::: ENTRIES PROVIDED :::
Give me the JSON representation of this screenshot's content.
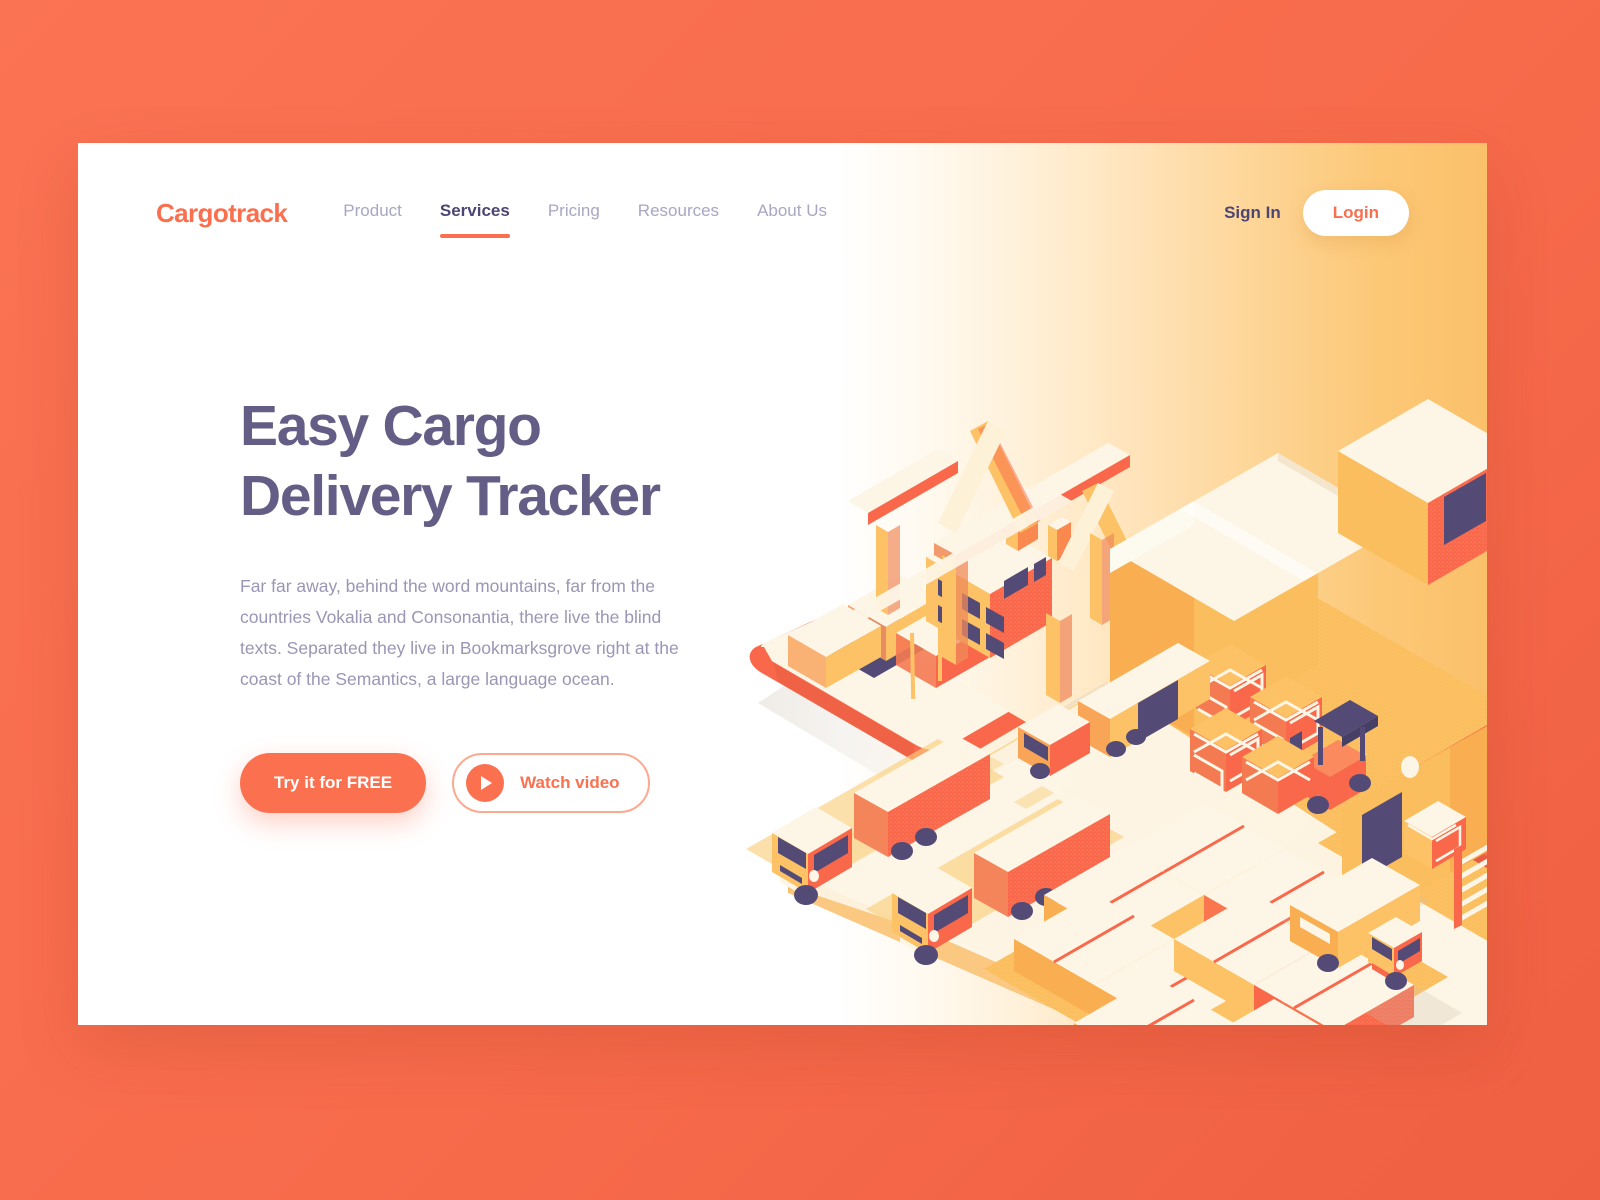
{
  "brand": {
    "name": "Cargotrack"
  },
  "nav": {
    "items": [
      {
        "label": "Product",
        "active": false
      },
      {
        "label": "Services",
        "active": true
      },
      {
        "label": "Pricing",
        "active": false
      },
      {
        "label": "Resources",
        "active": false
      },
      {
        "label": "About Us",
        "active": false
      }
    ],
    "sign_in_label": "Sign In",
    "login_label": "Login"
  },
  "hero": {
    "title_line1": "Easy Cargo",
    "title_line2": "Delivery Tracker",
    "subtitle": "Far far away, behind the word mountains, far from the countries Vokalia and Consonantia, there live the blind texts. Separated they live in Bookmarksgrove right at the coast of the Semantics, a large language ocean.",
    "primary_cta": "Try it for FREE",
    "secondary_cta": "Watch video"
  },
  "illustration": {
    "alt": "Isometric cargo port scene with container ship, gantry crane, warehouses, trucks, forklift and stacked shipping containers",
    "elements": [
      "container-ship",
      "gantry-crane",
      "warehouse-large",
      "warehouse-red-roof",
      "semi-truck",
      "semi-truck",
      "box-truck",
      "delivery-van",
      "forklift",
      "crate-stack",
      "container-stack",
      "dock-platform"
    ]
  },
  "colors": {
    "page_background": "#f96f4e",
    "card_background": "#ffffff",
    "gradient_end": "#fbc06a",
    "brand_orange": "#fb6f4e",
    "accent_orange": "#fb7150",
    "heading_purple": "#645d85",
    "body_purple": "#9a96b5",
    "nav_inactive": "#a9a6c4",
    "nav_active": "#4e4672",
    "illus_cream": "#fdf6e6",
    "illus_amber": "#fcc265",
    "illus_red": "#f9684a",
    "illus_deep_purple": "#534b76"
  }
}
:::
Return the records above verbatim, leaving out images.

Give me the JSON representation of this screenshot's content.
{
  "brand": {
    "name": "Cargotrack"
  },
  "nav": {
    "items": [
      {
        "label": "Product",
        "active": false
      },
      {
        "label": "Services",
        "active": true
      },
      {
        "label": "Pricing",
        "active": false
      },
      {
        "label": "Resources",
        "active": false
      },
      {
        "label": "About Us",
        "active": false
      }
    ],
    "sign_in_label": "Sign In",
    "login_label": "Login"
  },
  "hero": {
    "title_line1": "Easy Cargo",
    "title_line2": "Delivery Tracker",
    "subtitle": "Far far away, behind the word mountains, far from the countries Vokalia and Consonantia, there live the blind texts. Separated they live in Bookmarksgrove right at the coast of the Semantics, a large language ocean.",
    "primary_cta": "Try it for FREE",
    "secondary_cta": "Watch video"
  },
  "illustration": {
    "alt": "Isometric cargo port scene with container ship, gantry crane, warehouses, trucks, forklift and stacked shipping containers",
    "elements": [
      "container-ship",
      "gantry-crane",
      "warehouse-large",
      "warehouse-red-roof",
      "semi-truck",
      "semi-truck",
      "box-truck",
      "delivery-van",
      "forklift",
      "crate-stack",
      "container-stack",
      "dock-platform"
    ]
  },
  "colors": {
    "page_background": "#f96f4e",
    "card_background": "#ffffff",
    "gradient_end": "#fbc06a",
    "brand_orange": "#fb6f4e",
    "accent_orange": "#fb7150",
    "heading_purple": "#645d85",
    "body_purple": "#9a96b5",
    "nav_inactive": "#a9a6c4",
    "nav_active": "#4e4672",
    "illus_cream": "#fdf6e6",
    "illus_amber": "#fcc265",
    "illus_red": "#f9684a",
    "illus_deep_purple": "#534b76"
  }
}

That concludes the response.